EXERCISE DETAILS ▸
Search the entries below for the word "label", then copy each line in which it is found.

PROVIDED RECORDS ▸
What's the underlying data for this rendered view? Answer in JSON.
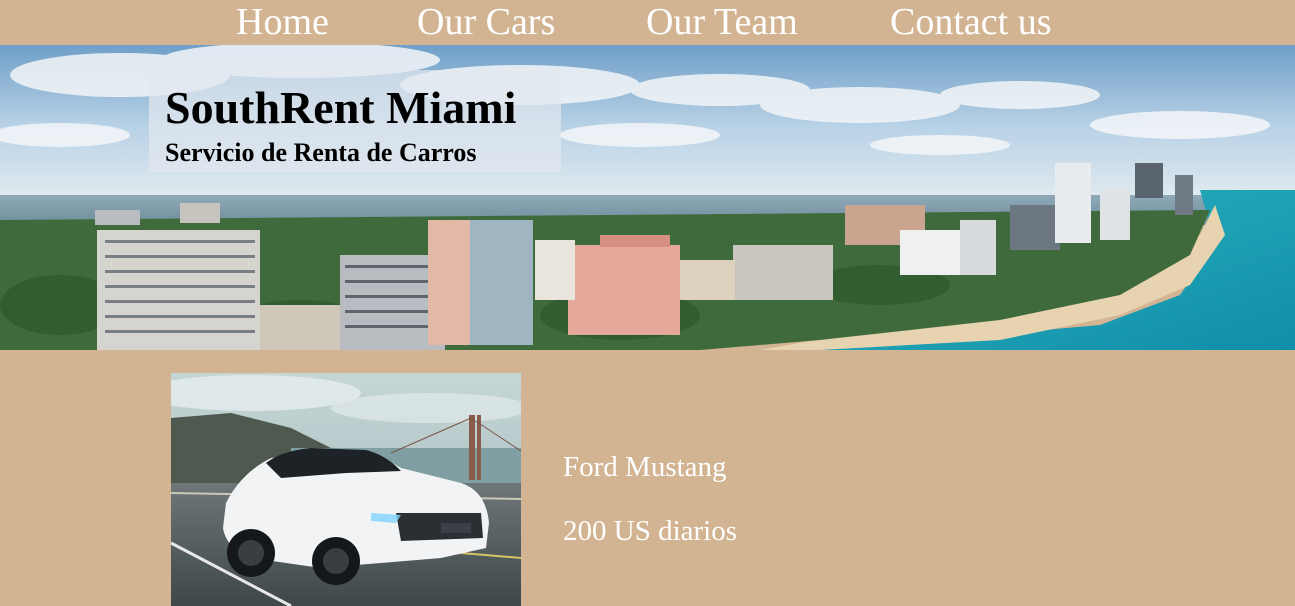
{
  "nav": {
    "items": [
      {
        "label": "Home"
      },
      {
        "label": "Our Cars"
      },
      {
        "label": "Our Team"
      },
      {
        "label": "Contact us"
      }
    ]
  },
  "hero": {
    "title": "SouthRent Miami",
    "subtitle": "Servicio de Renta de Carros"
  },
  "car": {
    "name": "Ford Mustang",
    "price": "200 US diarios"
  },
  "colors": {
    "background": "#d2b493",
    "nav_text": "#ffffff",
    "title_text": "#000000"
  }
}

SOLUTION FOR THIS EXERCISE ▸
        "label": "Home"
        "label": "Our Cars"
        "label": "Our Team"
        "label": "Contact us"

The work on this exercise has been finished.